With so many colleges to choose from, the idea of settling on one can be daunting. Actors and educators alike stress the importance of picking a school that suits your needs, both professionally and personally. “Where you choose to go to school is just as important as who you choose to surround yourself with,” says Collins, who chose U Penn because it offers a first-rate education within a close-knit community.
Conversely, choosing a school that is adjacent to a major entertainment hub can have its obvious advantages. “Because we are located in New York City, we have a faculty of working professionals,” says LuPone of the New School. “Our instructors bestow our students with experience and professionalism. Our artists graduate with an understanding of who they are and where they can fit in the industry, thanks to a professional development program that prepares the student for the profession as it exists today.”
On the West Coast, Volz, of CSU Fullerton, agrees that being situated near an entertainment hub can give students a tactical advantage that will carry over into their professional lives. “CSUF’s training ranks high on a national basis,” he adds. “Our alumni are spread throughout the entertainment business as writers, producers, Broadway stars, regional theater mainstays and solid working professionals throughout the industry.”
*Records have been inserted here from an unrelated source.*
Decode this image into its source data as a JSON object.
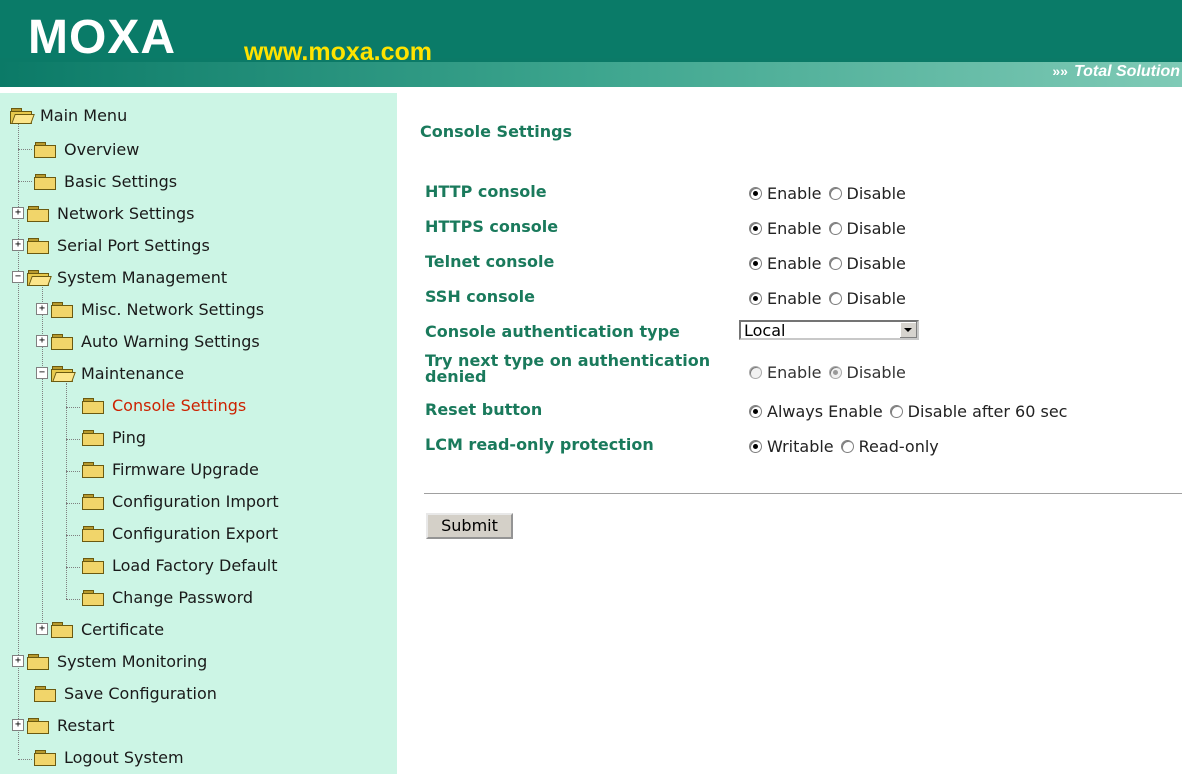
{
  "header": {
    "logo": "MOXA",
    "url": "www.moxa.com",
    "arrows": "»»",
    "tagline": "Total Solution"
  },
  "sidebar": {
    "items": [
      {
        "label": "Main Menu"
      },
      {
        "label": "Overview"
      },
      {
        "label": "Basic Settings"
      },
      {
        "label": "Network Settings"
      },
      {
        "label": "Serial Port Settings"
      },
      {
        "label": "System Management"
      },
      {
        "label": "Misc. Network Settings"
      },
      {
        "label": "Auto Warning Settings"
      },
      {
        "label": "Maintenance"
      },
      {
        "label": "Console Settings"
      },
      {
        "label": "Ping"
      },
      {
        "label": "Firmware Upgrade"
      },
      {
        "label": "Configuration Import"
      },
      {
        "label": "Configuration Export"
      },
      {
        "label": "Load Factory Default"
      },
      {
        "label": "Change Password"
      },
      {
        "label": "Certificate"
      },
      {
        "label": "System Monitoring"
      },
      {
        "label": "Save Configuration"
      },
      {
        "label": "Restart"
      },
      {
        "label": "Logout System"
      }
    ],
    "expanders": {
      "plus": "+",
      "minus": "−"
    },
    "active_item": "Console Settings"
  },
  "main": {
    "title": "Console Settings",
    "fields": {
      "http": {
        "label": "HTTP console",
        "opt1": "Enable",
        "opt2": "Disable",
        "selected": "Enable"
      },
      "https": {
        "label": "HTTPS console",
        "opt1": "Enable",
        "opt2": "Disable",
        "selected": "Enable"
      },
      "telnet": {
        "label": "Telnet console",
        "opt1": "Enable",
        "opt2": "Disable",
        "selected": "Enable"
      },
      "ssh": {
        "label": "SSH console",
        "opt1": "Enable",
        "opt2": "Disable",
        "selected": "Enable"
      },
      "auth_type": {
        "label": "Console authentication type",
        "value": "Local"
      },
      "try_next": {
        "label_line1": "Try next type on authentication",
        "label_line2": "denied",
        "opt1": "Enable",
        "opt2": "Disable",
        "selected": "Disable",
        "disabled": true
      },
      "reset": {
        "label": "Reset button",
        "opt1": "Always Enable",
        "opt2": "Disable after 60 sec",
        "selected": "Always Enable"
      },
      "lcm": {
        "label": "LCM read-only protection",
        "opt1": "Writable",
        "opt2": "Read-only",
        "selected": "Writable"
      }
    },
    "submit_label": "Submit"
  },
  "colors": {
    "header_green": "#0a7b68",
    "logo_yellow": "#ffe300",
    "sidebar_bg": "#ccf5e5",
    "label_green": "#1a7a5c",
    "active_red": "#cc2200"
  }
}
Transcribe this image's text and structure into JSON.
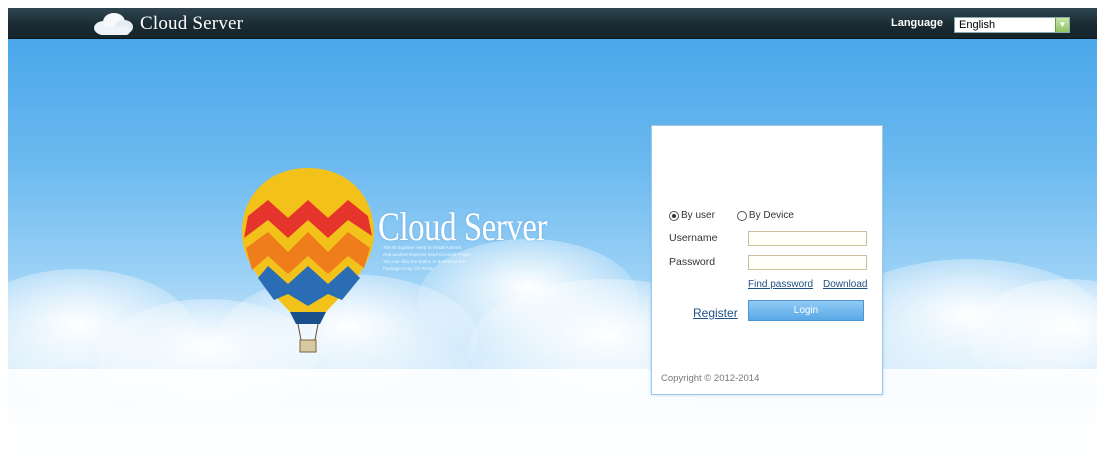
{
  "header": {
    "brand": "Cloud Server",
    "language_label": "Language",
    "language_value": "English",
    "accent_color": "#1b2b33"
  },
  "hero": {
    "title": "Cloud Server",
    "note_lines": [
      "The IE Explorer need to install ActiveX.",
      "And another Explorer need to install Plugin.",
      "You can click the button to download the",
      "Package or by CD-ROM."
    ]
  },
  "login": {
    "mode_options": [
      "By user",
      "By Device"
    ],
    "selected_mode": "By user",
    "username_label": "Username",
    "username_value": "",
    "password_label": "Password",
    "password_value": "",
    "find_password": "Find password",
    "download": "Download",
    "register": "Register",
    "login_button": "Login",
    "copyright": "Copyright © 2012-2014"
  },
  "icons": {
    "brand": "cloud-icon",
    "language_select": "chevron-down-icon",
    "hero_image": "hot-air-balloon-icon"
  }
}
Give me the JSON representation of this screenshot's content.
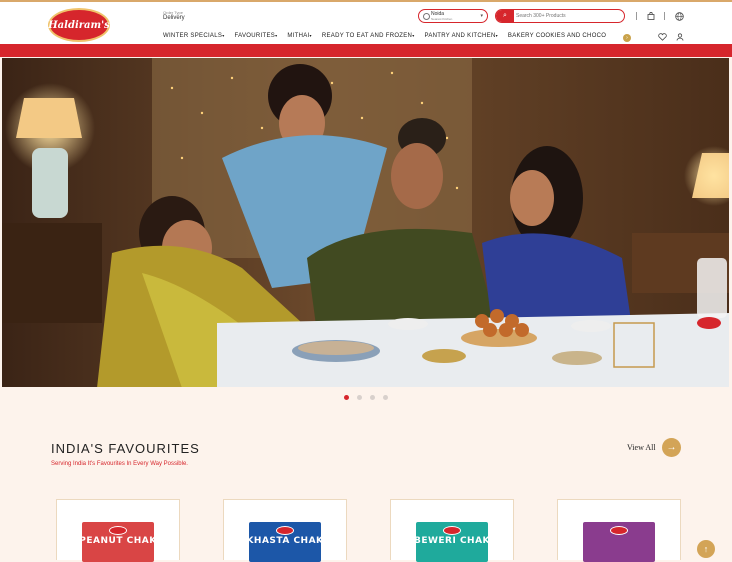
{
  "header": {
    "logo_text": "Haldiram's",
    "order_type_label": "Order Type",
    "order_type_value": "Delivery",
    "location": {
      "city": "Noida",
      "sub": "Nearest Kitchen"
    },
    "search_placeholder": "Search 300+ Products"
  },
  "nav": {
    "items": [
      "WINTER SPECIALS",
      "FAVOURITES",
      "MITHAI",
      "READY TO EAT AND FROZEN",
      "PANTRY AND KITCHEN",
      "BAKERY COOKIES AND CHOCO"
    ],
    "caret": "▾",
    "overflow_badge": "›"
  },
  "icons": {
    "search": "search-icon",
    "cart": "bag-icon",
    "globe": "globe-icon",
    "wishlist": "heart-icon",
    "user": "user-icon",
    "location": "pin-icon"
  },
  "carousel": {
    "slides": 4,
    "active": 0
  },
  "favourites": {
    "title": "INDIA'S FAVOURITES",
    "subtitle": "Serving India It's Favourites In Every Way Possible.",
    "view_all": "View All",
    "arrow": "→",
    "products": [
      {
        "name": "PEANUT CHAK",
        "color": "#d94545"
      },
      {
        "name": "KHASTA CHAK",
        "color": "#1c57a8"
      },
      {
        "name": "BEWERI CHAK",
        "color": "#1faa9c"
      },
      {
        "name": "",
        "color": "#8a3c8e"
      }
    ]
  },
  "colors": {
    "brand_red": "#d6262c",
    "gold": "#d3a457",
    "background": "#fdf3ec"
  },
  "scroll_top": "↑"
}
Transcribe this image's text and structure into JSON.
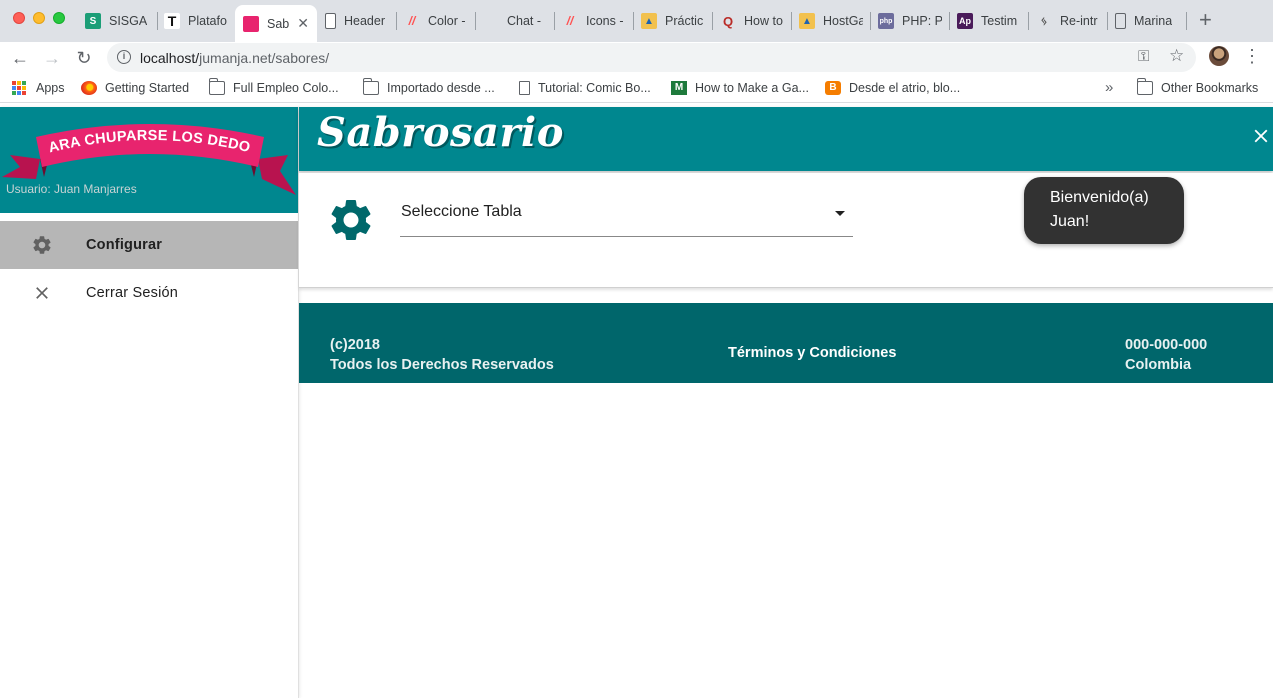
{
  "browser": {
    "tabs": [
      {
        "title": "SISGA",
        "favicon": "sisga-s-icon",
        "color": "#1b9e77"
      },
      {
        "title": "Platafo",
        "favicon": "platform-t-icon",
        "color": "#111111"
      },
      {
        "title": "Sab",
        "favicon": "sabrosario-icon",
        "color": "#e8246e",
        "active": true
      },
      {
        "title": "Header",
        "favicon": "page-icon",
        "color": "#5f6368"
      },
      {
        "title": "Color -",
        "favicon": "material-icon",
        "color": "#ff5252"
      },
      {
        "title": "Chat -",
        "favicon": "blank-icon",
        "color": "#dee1e6"
      },
      {
        "title": "Icons -",
        "favicon": "material-icon",
        "color": "#ff5252"
      },
      {
        "title": "Práctic",
        "favicon": "hostgator-icon",
        "color": "#1f63b0"
      },
      {
        "title": "How to",
        "favicon": "quora-icon",
        "color": "#b92b27"
      },
      {
        "title": "HostGa",
        "favicon": "hostgator-icon",
        "color": "#1f63b0"
      },
      {
        "title": "PHP: P",
        "favicon": "php-icon",
        "color": "#6c6c9c"
      },
      {
        "title": "Testim",
        "favicon": "ap-icon",
        "color": "#4a1b5a"
      },
      {
        "title": "Re-intr",
        "favicon": "code-icon",
        "color": "#555555"
      },
      {
        "title": "Marina",
        "favicon": "page-icon",
        "color": "#5f6368"
      }
    ],
    "url_host": "localhost/",
    "url_path": "jumanja.net/sabores/",
    "bookmarks": [
      {
        "label": "Apps",
        "icon": "apps-grid-icon"
      },
      {
        "label": "Getting Started",
        "icon": "firefox-icon"
      },
      {
        "label": "Full Empleo Colo...",
        "icon": "folder-icon"
      },
      {
        "label": "Importado desde ...",
        "icon": "folder-icon"
      },
      {
        "label": "Tutorial: Comic Bo...",
        "icon": "page-icon"
      },
      {
        "label": "How to Make a Ga...",
        "icon": "green-m-icon"
      },
      {
        "label": "Desde el atrio, blo...",
        "icon": "blogger-icon"
      }
    ],
    "other_bookmarks": "Other Bookmarks",
    "more_bookmarks": "»"
  },
  "sidenav": {
    "banner_text": "PARA CHUPARSE LOS DEDOS",
    "user_label": "Usuario: Juan Manjarres",
    "items": [
      {
        "label": "Configurar",
        "icon": "gear-icon",
        "active": true
      },
      {
        "label": "Cerrar Sesión",
        "icon": "close-icon",
        "active": false
      }
    ]
  },
  "header": {
    "brand": "Sabrosario"
  },
  "main": {
    "select_placeholder": "Seleccione Tabla"
  },
  "toast": {
    "line1": "Bienvenido(a)",
    "line2": "Juan!"
  },
  "footer": {
    "copyright": "(c)2018",
    "rights": "Todos los Derechos Reservados",
    "terms": "Términos y Condiciones",
    "phone": "000-000-000",
    "country": "Colombia"
  },
  "colors": {
    "primary": "#00878f",
    "footer": "#00666b",
    "banner": "#e8246e",
    "active_nav": "#b6b6b6"
  }
}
No matter where you choose to spend your college years, whether it’s at an Ivy League school like Columbia or a small-town college like Muhlenberg, what you take from your experience will help your acting career in ways that are impossible to predict. No one is more aware of this fact than Penelope Lagos, who recently landed the lead role in a comedy pilot — not because of what she learned on stage, but because of what she learned in the classroom. “The role is based on Greek mythology, and I was able to bring a lot to the table at the audition because I had studied Greek mythology in school,” she recalls. “Acting projects are based on life experiences, and college is a great place to get those experiences.”
Originally published in Show Business Weekly, November 2009